(NaturalNews) Leading scientists have called for World War II-style rationing in First World countries to avert catastrophic global warming, in a series of papers published by the United Kingdom's Royal Society.
"The Second World War and the concept of rationing is something we need to seriously consider if we are to address the scale of the problem we face," said Kevin Anderson, Director of the Tyndall Centre for Climate Change Research.
The recommendation came after Anderson concluded that no other method could secure the decrease in carbon dioxide and other greenhouse gas emissions needed to prevent temperatures from rising to dangerous levels.
Without drastic emission cuts, global temperatures are set to rise more than 4 degrees Celsius (7.2 degrees Fahrenheit) by 2060, producing more severe weather events such as floods and droughts. This will inevitably disrupt food production, leading to massive social unrest and large-scale migration, in addition to mass extinction at a rate surpassing even modern levels.

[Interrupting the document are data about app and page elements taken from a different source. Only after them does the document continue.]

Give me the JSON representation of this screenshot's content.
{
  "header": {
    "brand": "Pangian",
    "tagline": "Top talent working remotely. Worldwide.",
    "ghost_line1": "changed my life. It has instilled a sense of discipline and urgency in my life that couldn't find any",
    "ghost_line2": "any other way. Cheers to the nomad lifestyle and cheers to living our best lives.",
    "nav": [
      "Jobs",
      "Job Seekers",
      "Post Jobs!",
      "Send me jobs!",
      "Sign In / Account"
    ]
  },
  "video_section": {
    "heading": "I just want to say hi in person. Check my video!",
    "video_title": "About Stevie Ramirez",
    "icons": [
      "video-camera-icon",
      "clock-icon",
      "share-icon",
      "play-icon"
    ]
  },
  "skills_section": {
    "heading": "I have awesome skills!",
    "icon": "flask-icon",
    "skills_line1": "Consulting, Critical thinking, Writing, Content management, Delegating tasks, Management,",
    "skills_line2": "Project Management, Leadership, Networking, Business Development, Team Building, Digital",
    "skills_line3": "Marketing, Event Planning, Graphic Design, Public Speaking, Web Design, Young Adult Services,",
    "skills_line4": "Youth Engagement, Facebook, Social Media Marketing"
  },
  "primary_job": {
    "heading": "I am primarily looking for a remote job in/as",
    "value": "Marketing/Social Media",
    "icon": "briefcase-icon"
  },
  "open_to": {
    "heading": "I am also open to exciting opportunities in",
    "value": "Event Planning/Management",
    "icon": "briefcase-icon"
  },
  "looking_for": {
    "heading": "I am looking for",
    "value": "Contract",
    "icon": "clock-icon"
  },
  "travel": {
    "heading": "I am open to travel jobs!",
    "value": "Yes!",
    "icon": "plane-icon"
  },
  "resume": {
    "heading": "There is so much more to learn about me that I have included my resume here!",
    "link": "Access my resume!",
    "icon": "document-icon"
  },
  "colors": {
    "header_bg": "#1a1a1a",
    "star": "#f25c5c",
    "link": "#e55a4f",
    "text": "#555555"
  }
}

Anderson noted that the type of rationing needed would be relatively moderate, involving limiting electricity usage, setting a maximum level for home thermostats, and mandating replacement of older appliances with newer, energy efficient devices. Another suggestion was to place limits on food imported from great distances. Adjusting to these limitations would only entail simple lifestyle changes, such as wearing more warm clothing while indoors and taking public transportation more, Anderson noted.
"I am not saying we have to go back to living in caves," he said. "Our emissions were a lot less ten years ago and we got by ok then."
In another paper, Myles Allen of Oxford University warned that international climate negotiations are off track by focusing on reducing emissions below a specific baseline (such as 1990 levels), rather than focusing on total emissions.
"Peak warming is determined by the total amount of carbon dioxide we release into the atmosphere, not the rate we release it in any given year," he said.
Without a quick drop in emissions, he warned, global temperatures will change too fast for ecosystems to adapt, leading to ecological and agricultural collapse.